Records drawn from a dataset
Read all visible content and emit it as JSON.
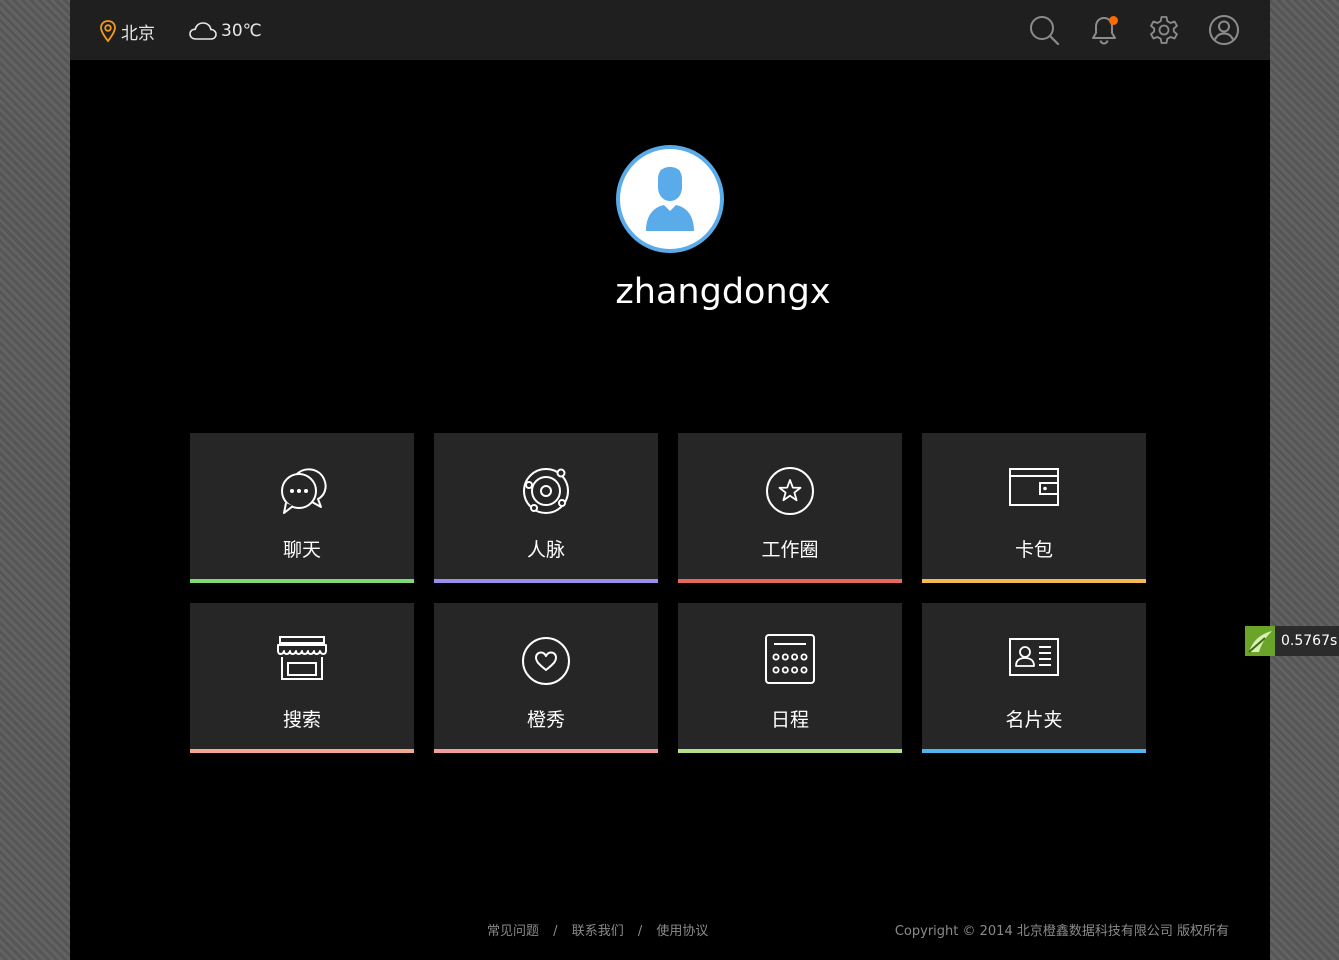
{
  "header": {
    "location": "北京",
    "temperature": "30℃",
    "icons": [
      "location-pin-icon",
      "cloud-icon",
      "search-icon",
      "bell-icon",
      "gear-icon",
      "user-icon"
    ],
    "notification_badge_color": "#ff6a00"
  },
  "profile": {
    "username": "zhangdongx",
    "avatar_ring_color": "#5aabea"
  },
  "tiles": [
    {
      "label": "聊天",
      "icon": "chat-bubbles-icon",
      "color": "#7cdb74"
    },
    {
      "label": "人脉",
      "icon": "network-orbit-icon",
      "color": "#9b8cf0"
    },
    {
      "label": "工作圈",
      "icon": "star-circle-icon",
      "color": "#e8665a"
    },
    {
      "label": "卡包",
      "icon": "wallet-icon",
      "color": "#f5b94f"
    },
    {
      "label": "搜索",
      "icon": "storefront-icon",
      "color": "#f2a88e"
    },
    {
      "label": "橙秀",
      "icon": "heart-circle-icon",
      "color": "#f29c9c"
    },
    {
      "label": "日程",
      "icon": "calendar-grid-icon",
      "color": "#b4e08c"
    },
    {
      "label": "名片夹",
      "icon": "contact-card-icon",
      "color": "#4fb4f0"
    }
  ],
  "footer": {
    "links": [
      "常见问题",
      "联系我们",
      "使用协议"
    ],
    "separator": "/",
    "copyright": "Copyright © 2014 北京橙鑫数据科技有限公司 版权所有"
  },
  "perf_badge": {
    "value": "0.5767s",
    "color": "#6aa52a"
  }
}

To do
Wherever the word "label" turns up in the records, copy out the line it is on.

Response to the exercise
      "label": "聊天",
      "label": "人脉",
      "label": "工作圈",
      "label": "卡包",
      "label": "搜索",
      "label": "橙秀",
      "label": "日程",
      "label": "名片夹",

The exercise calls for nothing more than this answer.